(Page and application data records)

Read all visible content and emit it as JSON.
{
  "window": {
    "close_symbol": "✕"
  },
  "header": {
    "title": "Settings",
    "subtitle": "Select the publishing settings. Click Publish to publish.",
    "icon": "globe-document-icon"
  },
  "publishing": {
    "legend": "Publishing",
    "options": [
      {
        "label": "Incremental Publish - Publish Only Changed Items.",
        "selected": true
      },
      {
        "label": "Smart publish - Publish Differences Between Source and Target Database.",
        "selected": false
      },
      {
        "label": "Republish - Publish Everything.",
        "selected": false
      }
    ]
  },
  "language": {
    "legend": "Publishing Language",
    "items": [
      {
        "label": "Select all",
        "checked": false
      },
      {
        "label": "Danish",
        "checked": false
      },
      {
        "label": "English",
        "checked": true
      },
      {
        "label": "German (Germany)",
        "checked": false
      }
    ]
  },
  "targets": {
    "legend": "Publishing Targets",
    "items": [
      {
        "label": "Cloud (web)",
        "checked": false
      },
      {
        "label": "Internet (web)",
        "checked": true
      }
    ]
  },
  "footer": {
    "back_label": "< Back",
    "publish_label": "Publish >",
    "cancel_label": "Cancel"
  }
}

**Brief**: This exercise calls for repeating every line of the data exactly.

**Response**:
Read all visible content and emit it as JSON.
{
  "window": {
    "close_symbol": "✕"
  },
  "header": {
    "title": "Settings",
    "subtitle": "Select the publishing settings. Click Publish to publish.",
    "icon": "globe-document-icon"
  },
  "publishing": {
    "legend": "Publishing",
    "options": [
      {
        "label": "Incremental Publish - Publish Only Changed Items.",
        "selected": true
      },
      {
        "label": "Smart publish - Publish Differences Between Source and Target Database.",
        "selected": false
      },
      {
        "label": "Republish - Publish Everything.",
        "selected": false
      }
    ]
  },
  "language": {
    "legend": "Publishing Language",
    "items": [
      {
        "label": "Select all",
        "checked": false
      },
      {
        "label": "Danish",
        "checked": false
      },
      {
        "label": "English",
        "checked": true
      },
      {
        "label": "German (Germany)",
        "checked": false
      }
    ]
  },
  "targets": {
    "legend": "Publishing Targets",
    "items": [
      {
        "label": "Cloud (web)",
        "checked": false
      },
      {
        "label": "Internet (web)",
        "checked": true
      }
    ]
  },
  "footer": {
    "back_label": "< Back",
    "publish_label": "Publish >",
    "cancel_label": "Cancel"
  }
}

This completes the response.